– Derek Bernard

 

Who Is Derek Bernard?

I’m a 35 year man of god, married and father of an eight year old girl, and a son that’s due August 12, 2018. However, he can enter the world any day.

When I was in my mother’s womb, she was in Rikers Island prison facility and my father was in another facility for the crimes they committed.
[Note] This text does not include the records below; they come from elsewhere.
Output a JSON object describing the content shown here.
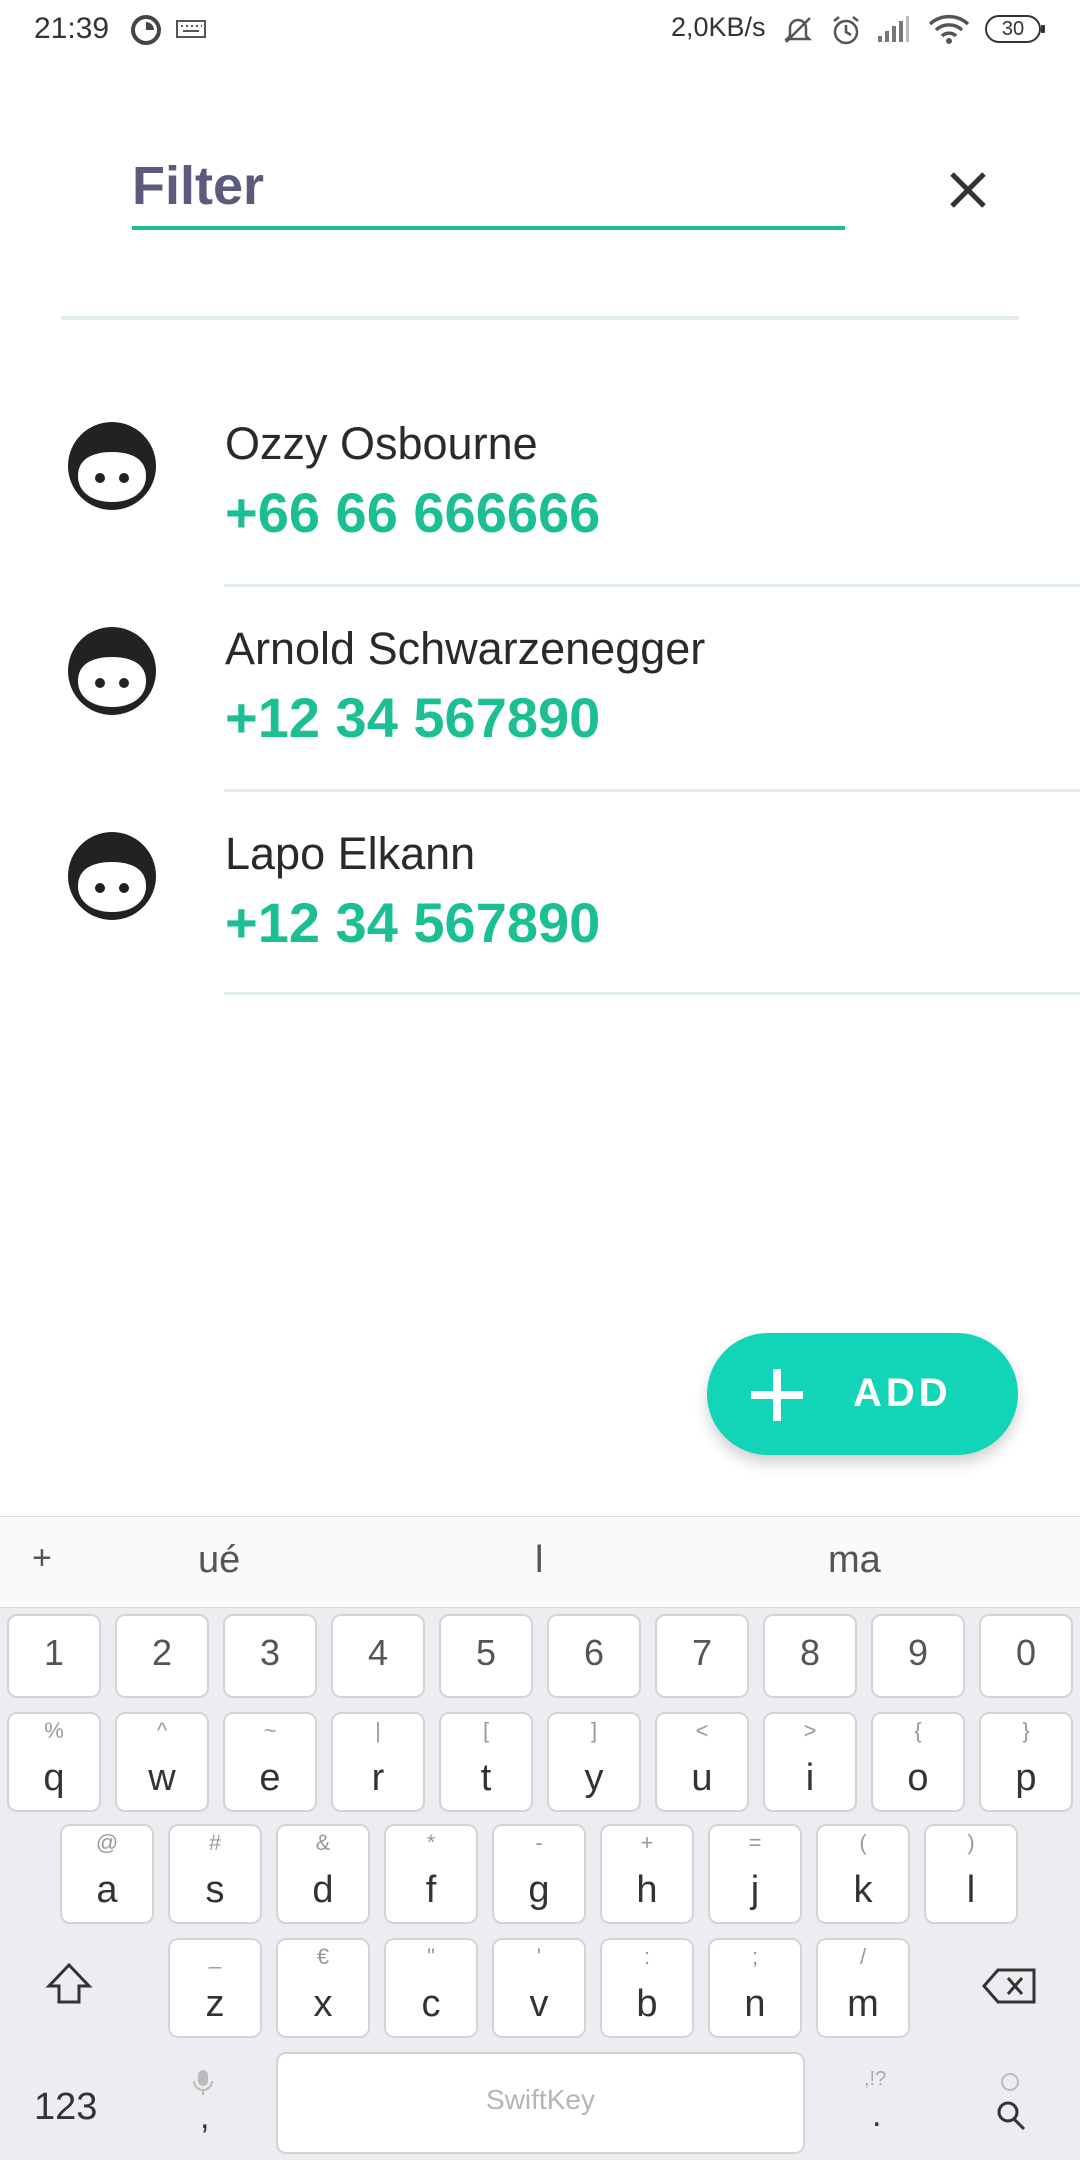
{
  "status_bar": {
    "time": "21:39",
    "network_speed": "2,0KB/s",
    "battery": "30"
  },
  "filter": {
    "placeholder": "Filter",
    "value": ""
  },
  "contacts": [
    {
      "name": "Ozzy Osbourne",
      "phone": "+66 66 666666"
    },
    {
      "name": "Arnold Schwarzenegger",
      "phone": "+12 34 567890"
    },
    {
      "name": "Lapo Elkann",
      "phone": "+12 34 567890"
    }
  ],
  "add_button": {
    "label": "ADD"
  },
  "keyboard": {
    "suggestions": [
      "+",
      "ué",
      "l",
      "ma"
    ],
    "number_row": [
      "1",
      "2",
      "3",
      "4",
      "5",
      "6",
      "7",
      "8",
      "9",
      "0"
    ],
    "row1": [
      {
        "key": "q",
        "alt": "%"
      },
      {
        "key": "w",
        "alt": "^"
      },
      {
        "key": "e",
        "alt": "~"
      },
      {
        "key": "r",
        "alt": "|"
      },
      {
        "key": "t",
        "alt": "["
      },
      {
        "key": "y",
        "alt": "]"
      },
      {
        "key": "u",
        "alt": "<"
      },
      {
        "key": "i",
        "alt": ">"
      },
      {
        "key": "o",
        "alt": "{"
      },
      {
        "key": "p",
        "alt": "}"
      }
    ],
    "row2": [
      {
        "key": "a",
        "alt": "@"
      },
      {
        "key": "s",
        "alt": "#"
      },
      {
        "key": "d",
        "alt": "&"
      },
      {
        "key": "f",
        "alt": "*"
      },
      {
        "key": "g",
        "alt": "-"
      },
      {
        "key": "h",
        "alt": "+"
      },
      {
        "key": "j",
        "alt": "="
      },
      {
        "key": "k",
        "alt": "("
      },
      {
        "key": "l",
        "alt": ")"
      }
    ],
    "row3": [
      {
        "key": "z",
        "alt": "_"
      },
      {
        "key": "x",
        "alt": "€"
      },
      {
        "key": "c",
        "alt": "\""
      },
      {
        "key": "v",
        "alt": "'"
      },
      {
        "key": "b",
        "alt": ":"
      },
      {
        "key": "n",
        "alt": ";"
      },
      {
        "key": "m",
        "alt": "/"
      }
    ],
    "bottom": {
      "symbols_label": "123",
      "comma": ",",
      "space_brand": "SwiftKey",
      "period": ".",
      "period_alt": ",!?"
    }
  },
  "colors": {
    "accent_green": "#1cbf94",
    "add_button": "#12d4b7",
    "filter_text": "#5c5b7d"
  }
}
My mother was removed from the prison and transferred to  Elmhurst Hospital to give birth to me on February 21, 1983 and with neither parent to take care me, my father told his parents and they came to the rescue and picked me up from the hospital.

Growing up in Brownsville, one of Brooklyn’s most oppressed neighborhoods filled with drugs, alcohol, addictions, poverty, violence and oppression, I could have easily followed in the foot steps of most of the men that raised me.

God had other plans…

Given a front role seat to all of the hurt and oppression, I made it a goal to stray clear of all of the things I saw bring my family down. I saw first hand the effects of alcohol, drug addiction, absent love ones in and out of the prison system, and violence right in my own home. I saw how these things tore a large tight-knit family apart….

I began to realize that Brownsville was oppressed, because the families within the Ville were oppressed. Then it dawned on me that the community didn’t begin in the streets, but rather in the home….

As long as the home was defiled then the community was defiled.

To create cohesiveness you must create unity, and unity demands a leader. It would take a leader to rise up in the home to create leaders to rise up in the village. Thus as God has created the Man to lead his Family, he has also created the Fathers to lead the Village.

Welcome to AVOF!

A Village Of Fathers!

#avof  #avillageoffathers #avofnation #fatherhood #fathersarealive

Calling all fathers to join our village and share your experiences. Want to share your story comment below. looking forward to hearing from you

 

Please subscribe to our Email List, comment below, like, and share!

Remember, it takes a village!

– Derek Bernard